Duncan McCallum had stumbled upon the blackened ribs of what turned out to be a War of 1812 shipwreck emerging from exposed sand near the town of Southampton, Ont., 190 kilometres north of London.As Cassavoy came to discover, McCallum had found the remains of HMS General Hunter, a 10-gun brigantine captured by the Americans during the Battle of Lake Erie in September 1813.
“It was obvious to us immediately that there was a substantial part of the ship under the sand,” Cassavoy recalled in an interview with Legion Magazine. “We decided we’d go ahead and do something with it.”
As project director, he co-ordinated a team of about 200 volunteers on a nine-week excavation in 2004. They uncovered the ship’s hull, charred timbers, a one-pound swivel cannon, iron nails and spikes, cannonballs, lead shot and a bayonet.
They also found ceramics, spoons and military buttons. Once the site was excavated, they reburied the ship’s wooden hull in the stable environment of the wet sand beach.
In 2012, it all went into a three-quarter-scale reproduction built at Bruce County Museum and Cultural Centre in Southampton to mark the war’s bicentenary. Now, HMS General Hunter is the subject of a high-tech exhibition at the Welland Museum in Welland. Ont., 25 kilometres west of Niagara Falls.The exhibit combines archeological material from the wreck itself, on loan from the Bruce County Museum, with new augmented-reality and virtual-reality experiences. Headsets impart 3D reproductions of the ship and video animations of her in action, all based on her original blueprints.

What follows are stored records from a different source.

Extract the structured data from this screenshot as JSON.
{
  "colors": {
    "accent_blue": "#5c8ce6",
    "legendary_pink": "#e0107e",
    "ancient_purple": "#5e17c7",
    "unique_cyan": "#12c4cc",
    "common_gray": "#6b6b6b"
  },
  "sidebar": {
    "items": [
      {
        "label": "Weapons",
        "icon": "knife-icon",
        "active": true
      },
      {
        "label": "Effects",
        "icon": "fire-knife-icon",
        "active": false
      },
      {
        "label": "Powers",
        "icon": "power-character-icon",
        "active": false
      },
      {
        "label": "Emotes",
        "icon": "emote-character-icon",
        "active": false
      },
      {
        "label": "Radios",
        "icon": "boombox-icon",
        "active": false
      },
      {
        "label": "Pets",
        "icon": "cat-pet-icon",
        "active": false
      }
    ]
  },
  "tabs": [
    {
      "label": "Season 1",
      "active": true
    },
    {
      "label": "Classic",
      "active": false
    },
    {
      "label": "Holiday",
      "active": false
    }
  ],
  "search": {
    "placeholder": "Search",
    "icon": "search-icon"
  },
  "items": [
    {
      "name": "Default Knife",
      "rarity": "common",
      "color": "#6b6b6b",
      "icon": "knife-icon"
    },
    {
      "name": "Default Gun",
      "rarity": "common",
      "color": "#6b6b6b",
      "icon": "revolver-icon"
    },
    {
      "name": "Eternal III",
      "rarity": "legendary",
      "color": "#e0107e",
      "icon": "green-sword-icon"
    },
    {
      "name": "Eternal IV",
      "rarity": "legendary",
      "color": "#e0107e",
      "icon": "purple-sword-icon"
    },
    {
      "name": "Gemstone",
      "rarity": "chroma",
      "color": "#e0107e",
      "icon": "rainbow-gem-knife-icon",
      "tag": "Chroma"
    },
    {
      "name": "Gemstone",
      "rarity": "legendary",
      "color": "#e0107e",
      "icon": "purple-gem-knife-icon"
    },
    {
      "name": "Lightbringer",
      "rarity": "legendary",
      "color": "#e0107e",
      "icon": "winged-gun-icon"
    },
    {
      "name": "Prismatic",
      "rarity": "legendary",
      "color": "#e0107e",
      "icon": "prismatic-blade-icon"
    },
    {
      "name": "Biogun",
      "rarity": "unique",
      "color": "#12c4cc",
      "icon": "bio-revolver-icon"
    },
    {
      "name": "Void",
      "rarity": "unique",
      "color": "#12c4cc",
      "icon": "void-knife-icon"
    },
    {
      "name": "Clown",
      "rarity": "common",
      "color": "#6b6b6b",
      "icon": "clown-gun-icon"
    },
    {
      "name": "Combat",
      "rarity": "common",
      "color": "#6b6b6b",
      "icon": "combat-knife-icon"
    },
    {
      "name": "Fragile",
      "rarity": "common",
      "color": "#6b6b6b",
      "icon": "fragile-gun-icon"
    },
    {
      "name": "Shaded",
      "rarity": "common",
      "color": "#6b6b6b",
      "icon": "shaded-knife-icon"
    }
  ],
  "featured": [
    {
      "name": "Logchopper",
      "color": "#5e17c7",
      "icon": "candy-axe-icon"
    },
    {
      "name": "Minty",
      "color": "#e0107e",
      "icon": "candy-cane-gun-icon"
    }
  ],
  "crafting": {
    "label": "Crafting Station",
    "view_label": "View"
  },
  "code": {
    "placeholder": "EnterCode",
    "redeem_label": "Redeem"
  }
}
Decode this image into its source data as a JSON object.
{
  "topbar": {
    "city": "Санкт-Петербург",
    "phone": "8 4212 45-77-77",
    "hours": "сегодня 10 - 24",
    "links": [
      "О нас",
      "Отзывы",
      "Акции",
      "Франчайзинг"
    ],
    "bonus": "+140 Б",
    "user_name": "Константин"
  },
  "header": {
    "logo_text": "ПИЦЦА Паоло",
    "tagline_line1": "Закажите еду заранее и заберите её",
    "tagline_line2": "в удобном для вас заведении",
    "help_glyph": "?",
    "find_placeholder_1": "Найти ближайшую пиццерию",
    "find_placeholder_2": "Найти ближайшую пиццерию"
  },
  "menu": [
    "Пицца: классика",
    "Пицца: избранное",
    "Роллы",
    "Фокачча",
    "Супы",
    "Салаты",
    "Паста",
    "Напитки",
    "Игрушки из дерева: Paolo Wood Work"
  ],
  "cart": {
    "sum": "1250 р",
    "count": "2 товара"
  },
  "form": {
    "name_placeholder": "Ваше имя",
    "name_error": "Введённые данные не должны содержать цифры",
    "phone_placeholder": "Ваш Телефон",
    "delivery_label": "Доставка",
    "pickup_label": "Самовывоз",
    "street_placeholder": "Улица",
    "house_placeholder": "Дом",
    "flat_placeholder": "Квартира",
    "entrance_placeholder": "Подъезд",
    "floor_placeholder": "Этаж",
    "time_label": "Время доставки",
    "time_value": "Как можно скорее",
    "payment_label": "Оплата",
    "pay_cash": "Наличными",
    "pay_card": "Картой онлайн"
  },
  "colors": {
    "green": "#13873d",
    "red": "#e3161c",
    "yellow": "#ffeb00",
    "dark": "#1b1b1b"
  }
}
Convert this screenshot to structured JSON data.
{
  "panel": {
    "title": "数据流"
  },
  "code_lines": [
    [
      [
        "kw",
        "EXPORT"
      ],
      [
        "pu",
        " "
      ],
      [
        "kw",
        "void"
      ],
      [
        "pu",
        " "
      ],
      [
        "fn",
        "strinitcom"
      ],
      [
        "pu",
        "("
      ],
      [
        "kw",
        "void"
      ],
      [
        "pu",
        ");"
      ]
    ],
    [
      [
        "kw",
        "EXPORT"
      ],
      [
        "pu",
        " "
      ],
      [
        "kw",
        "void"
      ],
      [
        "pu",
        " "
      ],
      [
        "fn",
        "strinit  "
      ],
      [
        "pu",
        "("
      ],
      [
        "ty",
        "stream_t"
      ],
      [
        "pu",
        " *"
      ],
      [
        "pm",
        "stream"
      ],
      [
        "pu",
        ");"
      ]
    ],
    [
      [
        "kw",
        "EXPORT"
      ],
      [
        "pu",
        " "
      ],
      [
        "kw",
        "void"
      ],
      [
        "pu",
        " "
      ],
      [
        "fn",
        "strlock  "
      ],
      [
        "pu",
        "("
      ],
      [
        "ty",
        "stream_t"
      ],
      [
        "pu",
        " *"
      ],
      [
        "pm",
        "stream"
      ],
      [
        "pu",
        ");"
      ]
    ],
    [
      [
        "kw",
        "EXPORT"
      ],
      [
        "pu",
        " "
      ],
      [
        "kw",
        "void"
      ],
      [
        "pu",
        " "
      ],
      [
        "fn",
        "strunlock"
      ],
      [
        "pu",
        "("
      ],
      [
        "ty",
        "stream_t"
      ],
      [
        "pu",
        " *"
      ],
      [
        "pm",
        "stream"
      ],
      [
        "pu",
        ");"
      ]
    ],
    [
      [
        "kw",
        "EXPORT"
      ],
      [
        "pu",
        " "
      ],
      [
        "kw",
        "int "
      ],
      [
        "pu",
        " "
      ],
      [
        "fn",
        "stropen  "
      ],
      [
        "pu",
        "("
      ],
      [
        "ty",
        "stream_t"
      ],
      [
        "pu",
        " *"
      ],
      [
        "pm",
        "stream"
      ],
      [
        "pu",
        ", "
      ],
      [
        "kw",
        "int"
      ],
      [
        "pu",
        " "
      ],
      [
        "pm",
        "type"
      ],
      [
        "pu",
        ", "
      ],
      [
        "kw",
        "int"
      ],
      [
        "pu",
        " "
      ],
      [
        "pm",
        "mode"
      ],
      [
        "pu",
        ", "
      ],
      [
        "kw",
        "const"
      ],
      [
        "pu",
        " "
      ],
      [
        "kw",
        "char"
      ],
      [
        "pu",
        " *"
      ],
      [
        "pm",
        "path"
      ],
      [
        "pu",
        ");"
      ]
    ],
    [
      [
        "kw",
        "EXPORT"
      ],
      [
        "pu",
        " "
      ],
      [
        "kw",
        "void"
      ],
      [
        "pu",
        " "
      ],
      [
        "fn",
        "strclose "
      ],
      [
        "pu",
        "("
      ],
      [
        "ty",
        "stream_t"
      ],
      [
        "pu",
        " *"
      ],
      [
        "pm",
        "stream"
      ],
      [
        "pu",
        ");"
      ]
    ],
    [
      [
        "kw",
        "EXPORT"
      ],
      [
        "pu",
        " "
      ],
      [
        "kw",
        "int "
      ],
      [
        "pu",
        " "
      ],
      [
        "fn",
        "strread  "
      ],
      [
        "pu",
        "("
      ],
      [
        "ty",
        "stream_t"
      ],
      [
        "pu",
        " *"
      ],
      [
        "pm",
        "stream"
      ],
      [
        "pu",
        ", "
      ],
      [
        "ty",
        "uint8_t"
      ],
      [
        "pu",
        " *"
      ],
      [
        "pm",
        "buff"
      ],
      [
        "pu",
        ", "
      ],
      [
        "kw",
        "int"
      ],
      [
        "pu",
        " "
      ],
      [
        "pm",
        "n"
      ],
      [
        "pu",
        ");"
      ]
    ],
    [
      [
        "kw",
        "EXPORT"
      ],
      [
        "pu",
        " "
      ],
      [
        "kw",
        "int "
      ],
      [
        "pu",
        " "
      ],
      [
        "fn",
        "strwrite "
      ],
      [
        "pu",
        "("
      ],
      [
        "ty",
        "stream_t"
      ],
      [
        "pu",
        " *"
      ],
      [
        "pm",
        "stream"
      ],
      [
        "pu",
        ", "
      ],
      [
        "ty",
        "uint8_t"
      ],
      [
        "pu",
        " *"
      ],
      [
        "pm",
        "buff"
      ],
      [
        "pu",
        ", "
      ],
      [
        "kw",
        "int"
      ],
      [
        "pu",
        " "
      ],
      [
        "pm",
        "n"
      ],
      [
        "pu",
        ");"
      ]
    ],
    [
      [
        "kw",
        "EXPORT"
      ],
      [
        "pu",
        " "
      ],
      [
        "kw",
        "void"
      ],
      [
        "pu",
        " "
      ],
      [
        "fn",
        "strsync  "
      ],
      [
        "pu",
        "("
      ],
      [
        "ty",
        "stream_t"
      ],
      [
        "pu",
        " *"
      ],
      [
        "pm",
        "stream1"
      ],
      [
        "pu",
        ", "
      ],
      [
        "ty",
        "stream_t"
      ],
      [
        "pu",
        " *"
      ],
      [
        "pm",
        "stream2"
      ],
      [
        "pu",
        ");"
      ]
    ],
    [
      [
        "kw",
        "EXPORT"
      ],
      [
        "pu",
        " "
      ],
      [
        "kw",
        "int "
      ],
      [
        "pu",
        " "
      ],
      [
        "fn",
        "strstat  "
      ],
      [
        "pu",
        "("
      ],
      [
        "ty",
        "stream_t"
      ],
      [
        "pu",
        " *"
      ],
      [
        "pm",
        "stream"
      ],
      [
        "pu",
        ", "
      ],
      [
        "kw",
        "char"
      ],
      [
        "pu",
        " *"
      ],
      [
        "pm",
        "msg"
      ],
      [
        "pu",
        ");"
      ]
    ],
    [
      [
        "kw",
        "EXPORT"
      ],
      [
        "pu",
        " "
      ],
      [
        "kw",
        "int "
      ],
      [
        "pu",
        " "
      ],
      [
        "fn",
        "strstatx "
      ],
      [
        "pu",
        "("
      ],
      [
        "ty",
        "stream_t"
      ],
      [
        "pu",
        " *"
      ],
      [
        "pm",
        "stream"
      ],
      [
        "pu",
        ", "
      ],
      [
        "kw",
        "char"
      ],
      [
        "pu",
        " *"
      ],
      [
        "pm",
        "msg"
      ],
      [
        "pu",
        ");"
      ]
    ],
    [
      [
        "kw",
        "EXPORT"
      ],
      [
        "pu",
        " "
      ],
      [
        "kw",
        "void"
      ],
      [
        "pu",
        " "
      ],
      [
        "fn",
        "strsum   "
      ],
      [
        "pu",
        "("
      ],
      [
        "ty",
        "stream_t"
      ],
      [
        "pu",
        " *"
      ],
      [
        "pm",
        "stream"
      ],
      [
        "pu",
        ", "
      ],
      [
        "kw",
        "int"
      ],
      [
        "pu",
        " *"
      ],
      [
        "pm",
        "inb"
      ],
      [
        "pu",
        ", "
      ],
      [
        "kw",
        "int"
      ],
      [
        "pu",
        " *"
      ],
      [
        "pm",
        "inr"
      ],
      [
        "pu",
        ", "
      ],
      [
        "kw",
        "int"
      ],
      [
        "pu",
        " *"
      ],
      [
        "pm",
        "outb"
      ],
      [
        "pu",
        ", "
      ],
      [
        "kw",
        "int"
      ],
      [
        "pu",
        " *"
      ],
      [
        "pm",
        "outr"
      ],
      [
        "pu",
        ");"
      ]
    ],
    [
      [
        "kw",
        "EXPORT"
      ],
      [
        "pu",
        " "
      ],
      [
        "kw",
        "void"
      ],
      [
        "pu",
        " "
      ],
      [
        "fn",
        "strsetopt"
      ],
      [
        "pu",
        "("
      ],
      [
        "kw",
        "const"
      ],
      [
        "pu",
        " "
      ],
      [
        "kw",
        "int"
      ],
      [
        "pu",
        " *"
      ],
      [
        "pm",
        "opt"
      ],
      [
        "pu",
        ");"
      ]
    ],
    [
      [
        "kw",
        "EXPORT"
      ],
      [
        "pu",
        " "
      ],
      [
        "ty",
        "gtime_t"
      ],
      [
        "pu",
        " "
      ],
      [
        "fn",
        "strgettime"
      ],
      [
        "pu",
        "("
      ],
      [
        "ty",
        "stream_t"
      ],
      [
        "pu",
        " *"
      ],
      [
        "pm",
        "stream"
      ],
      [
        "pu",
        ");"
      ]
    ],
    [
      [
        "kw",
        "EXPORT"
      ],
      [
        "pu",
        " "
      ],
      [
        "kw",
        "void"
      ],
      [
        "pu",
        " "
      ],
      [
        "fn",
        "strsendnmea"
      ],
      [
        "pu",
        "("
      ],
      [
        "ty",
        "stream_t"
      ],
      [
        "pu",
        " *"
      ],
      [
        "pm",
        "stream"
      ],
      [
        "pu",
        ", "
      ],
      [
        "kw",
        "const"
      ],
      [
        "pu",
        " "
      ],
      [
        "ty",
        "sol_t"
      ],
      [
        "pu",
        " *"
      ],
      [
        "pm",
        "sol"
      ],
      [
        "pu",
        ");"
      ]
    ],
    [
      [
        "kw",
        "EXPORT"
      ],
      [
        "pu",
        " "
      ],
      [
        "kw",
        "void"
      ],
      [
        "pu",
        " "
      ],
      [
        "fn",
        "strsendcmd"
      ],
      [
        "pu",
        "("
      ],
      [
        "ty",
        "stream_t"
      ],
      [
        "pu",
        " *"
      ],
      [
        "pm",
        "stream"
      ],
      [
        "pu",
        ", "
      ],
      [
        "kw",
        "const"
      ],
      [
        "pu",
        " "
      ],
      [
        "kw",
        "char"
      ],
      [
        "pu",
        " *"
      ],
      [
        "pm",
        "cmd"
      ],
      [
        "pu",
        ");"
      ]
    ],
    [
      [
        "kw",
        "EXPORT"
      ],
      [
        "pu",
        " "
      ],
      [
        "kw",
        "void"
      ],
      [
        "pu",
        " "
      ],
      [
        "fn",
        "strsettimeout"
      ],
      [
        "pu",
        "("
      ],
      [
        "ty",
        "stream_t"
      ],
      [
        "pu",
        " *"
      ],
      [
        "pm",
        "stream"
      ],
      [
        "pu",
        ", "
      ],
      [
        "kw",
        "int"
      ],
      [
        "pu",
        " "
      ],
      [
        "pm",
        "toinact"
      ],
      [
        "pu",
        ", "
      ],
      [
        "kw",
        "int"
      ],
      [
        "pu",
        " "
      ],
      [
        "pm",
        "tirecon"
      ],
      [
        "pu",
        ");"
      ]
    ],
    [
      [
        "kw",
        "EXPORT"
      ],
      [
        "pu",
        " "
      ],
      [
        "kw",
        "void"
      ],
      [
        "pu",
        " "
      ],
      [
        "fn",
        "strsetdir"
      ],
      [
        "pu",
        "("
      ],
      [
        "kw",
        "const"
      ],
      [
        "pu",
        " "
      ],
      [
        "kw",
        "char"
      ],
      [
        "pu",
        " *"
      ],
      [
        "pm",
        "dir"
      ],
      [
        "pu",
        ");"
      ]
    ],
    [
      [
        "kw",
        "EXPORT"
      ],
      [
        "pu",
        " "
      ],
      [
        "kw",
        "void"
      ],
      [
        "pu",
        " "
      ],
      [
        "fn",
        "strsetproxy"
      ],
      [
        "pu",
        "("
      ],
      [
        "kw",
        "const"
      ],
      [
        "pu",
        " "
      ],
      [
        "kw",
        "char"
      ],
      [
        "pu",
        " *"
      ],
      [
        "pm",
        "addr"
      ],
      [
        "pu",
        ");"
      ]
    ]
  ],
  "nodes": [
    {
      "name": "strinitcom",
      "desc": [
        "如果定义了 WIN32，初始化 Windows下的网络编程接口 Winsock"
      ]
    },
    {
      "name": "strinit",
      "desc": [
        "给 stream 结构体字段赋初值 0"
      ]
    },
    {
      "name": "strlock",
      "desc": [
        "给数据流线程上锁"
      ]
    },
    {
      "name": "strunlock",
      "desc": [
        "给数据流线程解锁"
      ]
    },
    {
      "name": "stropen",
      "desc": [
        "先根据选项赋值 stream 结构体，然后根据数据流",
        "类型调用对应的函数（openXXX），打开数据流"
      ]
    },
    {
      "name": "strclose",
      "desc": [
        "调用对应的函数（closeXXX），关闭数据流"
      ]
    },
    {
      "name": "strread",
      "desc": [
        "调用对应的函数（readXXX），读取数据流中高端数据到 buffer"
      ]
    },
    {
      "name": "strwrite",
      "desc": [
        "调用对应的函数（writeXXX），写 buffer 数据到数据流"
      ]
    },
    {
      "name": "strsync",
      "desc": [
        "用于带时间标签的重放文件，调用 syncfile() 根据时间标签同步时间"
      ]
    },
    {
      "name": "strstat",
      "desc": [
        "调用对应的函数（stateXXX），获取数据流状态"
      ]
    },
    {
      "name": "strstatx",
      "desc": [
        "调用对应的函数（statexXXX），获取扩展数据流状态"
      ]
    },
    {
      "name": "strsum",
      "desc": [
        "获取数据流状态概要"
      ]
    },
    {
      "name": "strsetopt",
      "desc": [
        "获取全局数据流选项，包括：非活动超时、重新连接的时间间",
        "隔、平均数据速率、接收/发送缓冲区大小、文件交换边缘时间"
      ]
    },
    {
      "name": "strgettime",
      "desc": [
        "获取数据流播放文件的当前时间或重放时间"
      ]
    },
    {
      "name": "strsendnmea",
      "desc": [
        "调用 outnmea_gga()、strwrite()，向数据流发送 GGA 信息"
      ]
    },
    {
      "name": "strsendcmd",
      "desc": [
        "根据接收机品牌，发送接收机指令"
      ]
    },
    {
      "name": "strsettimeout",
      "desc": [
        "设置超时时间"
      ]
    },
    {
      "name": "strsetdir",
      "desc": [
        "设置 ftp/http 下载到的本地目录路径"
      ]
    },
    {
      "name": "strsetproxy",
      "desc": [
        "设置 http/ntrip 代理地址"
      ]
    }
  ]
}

The exhibit also includes the stories of two other War of 1812 shipwrecks explored by Cassavoy, USS Hamilton and USS Scourge, which still sit upright 92 metres down on the bottom of Lake Ontario off Port Dalhousie, Ont. The two vessels sank in a squall at 2 a.m. on Aug. 8, 1813.
Welland Museum chair Greg D’Amico says the high-tech approach is the future of museums, designed to attract new, younger audiences and introduce them to a history—the War of 1812—with which many are woefully unfamiliar.
“It’s going to be more tactile, more visual, more [auditory],” said D’Amico. “It’s not going to be ‘Here’s the ship, read about it.’”
D’Amico says he has advocated the concept from Day 1 in his role as museum chair that history in a museum setting has to be more than stories of the dead. It has to come alive.
“People who are 16 to 23 years old—what are you going to do to get them into your museum? What are you going to do to get them to see their history, their lives in a way that’s going to work for them? Especially the War of 1812.”
“We live here and these kids don’t know anything about it. They know Laura Secord is chocolates. We are trying to always strive to bring that younger generation into our museum.”
Built in 1806 at Amherstburg, Ont., General Hunter had taken part in numerous engagements, including the capture of Detroit. After her capture, General was dropped from her name and the Hunter sat out the rest of the war.
She was sold to private interests and ended up a U.S. Army supply vessel serving on the Upper Great Lakes. She was caught in an August 1816 gale after delivering general stores to Fort Mackinaw at what is now Mackinac Island, Mich., at the northern end of Lake Huron.
Her crew beached her on the Canadian side 250 kilometres into her return trip. Her skipper, seven crew and two passengers made it ashore, then rowed the ship’s boat safely to Detroit.
The wreck was later salvaged by U.S. soldiers dispatched aboard two ships. They took her rudder, anchors, major spars and as much else as they could find. Since she was beached, they were able to burn her to below the waterline. Her remains were left to the sands of time.Cassavoy found much of her just a metre or two down in the preserving depths of sand. His excavation yielded hundreds of artifacts, which were subsequently conserved and restored by the Canadian Conservation Institute in Ottawa.
“There was a lot of sand in the ship at that point so they took everything off that they could,” he said, describing the cannon as small with no markings.
The brig’s story was fleshed out in documents found in archives—an unusual stroke of luck, says the archeologist.“People are so ill-informed on the War of 1812, it breaks my heart all the time,” said Cassavoy, citing area land battles like Chippewa, Lundy’s Lane and Stoney Creek.
“It’s so much a part of our history. For people who live here, it has so much relevance. The Battle of Lake Erie was just down at the other end of the lake here.”
The exhibition is scheduled to run at the Welland Museum through year’s end.